Darpana was established as a dance academy by Mrinalini and Vikram Sarabhai in 1949. For nearly two decades it taught classical dance. With Mrinalini as the lead dancer, and ChatunniPanicker as her partner, the Darpana dance company toured across the world. A few years later the great Kuchipudi guru, c R Acharyelu joined the faculty.

In the 60s Darpana added departemnts of Gujarati theatre and puppetry under the inspired direction of KailashPandya, Damini Mehta and Meher Contractor. These departments taught and had performing groups that established names for themselves.  Gujarati theatre was revived as was the folk form of Bhavai, and many other declining forms from across the country. The Andhra shadow puppets found a new lease of life.

By the 70s thousands of students were studying BharataNatyam, Kathakali, Kuchipudi, Mohiniyattam, vocal and instrumental Carnatic music, puppetry, Bhavai and modern theatre.

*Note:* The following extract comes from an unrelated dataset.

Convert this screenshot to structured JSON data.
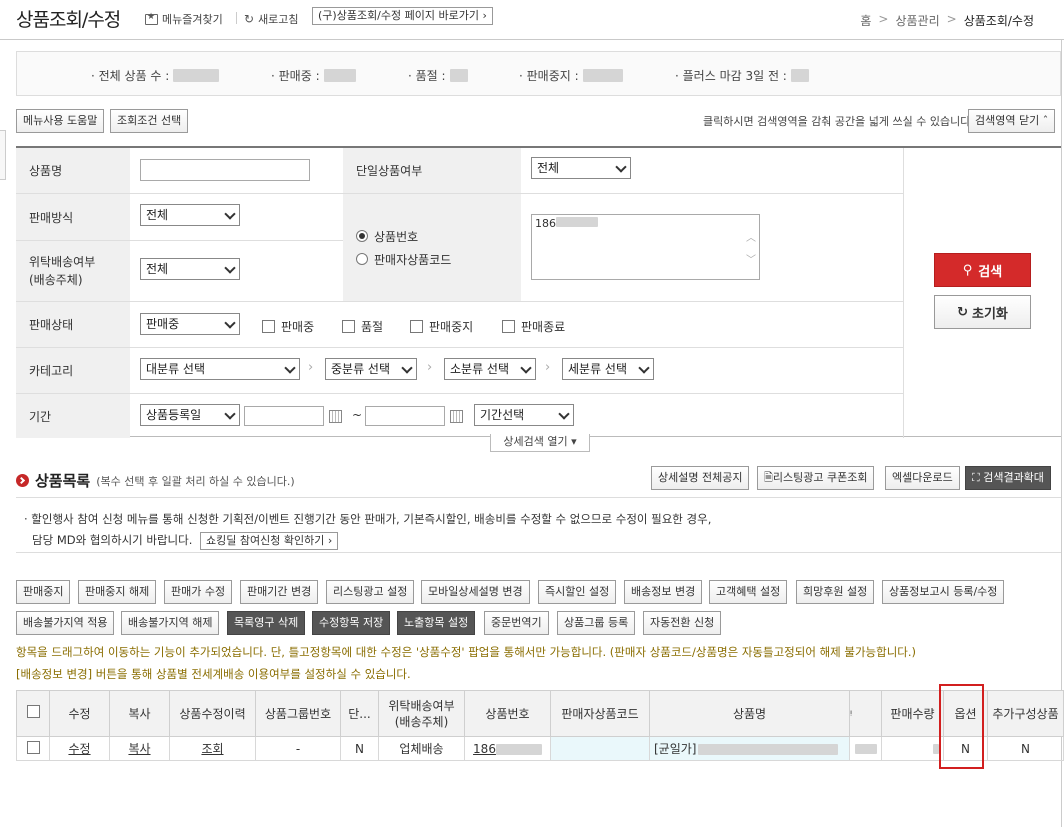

Many of the faculty members got involved in using the arts to tackle every day issues and prejudices. And Darpana grew.

In 1977 Mallika Sarabhai took over as Honorary Directory. In 1980 Darpana for Development was established to focus attention on creating behavior change communication through the arts with KailashPandya and Mallika taking the lead. Government departments, Ministries and other non governmental agencies began partnering  D for D to educate the public in issues of health, education and empowering women. Over the next two decades D for D became the fastest growing segment of Darpana, creating powerful communication that reached hearts and minds.

By 1999 when Darpana turned 50, all the Founder’s dreams had been fulfilled and over 20000 students had streamed through the institution. In a major reorganization, the teaching of the arts were put on a back burner and new collaborations, technological innovations and the use of the arts for social change took center stage. In 2001 YadavanChandran started Darpana Communications to explore the use of television and film for social change. Over the next decade the department produced and broadcast more than 2000 hours of programming, much of it path breaking in its innovative use of audience participation and in using popular genres to introduce taboo subjects. Recently Darpana for Development and Darpana Communications were merged to become Darpana for Change. In 2014 Revanta Sarabhai took charge of the teaching wing, the Conservatory, to revitalize it. This department now runs short and long term courses in classical dance and music, theatre, martial arts and a variety of other forms.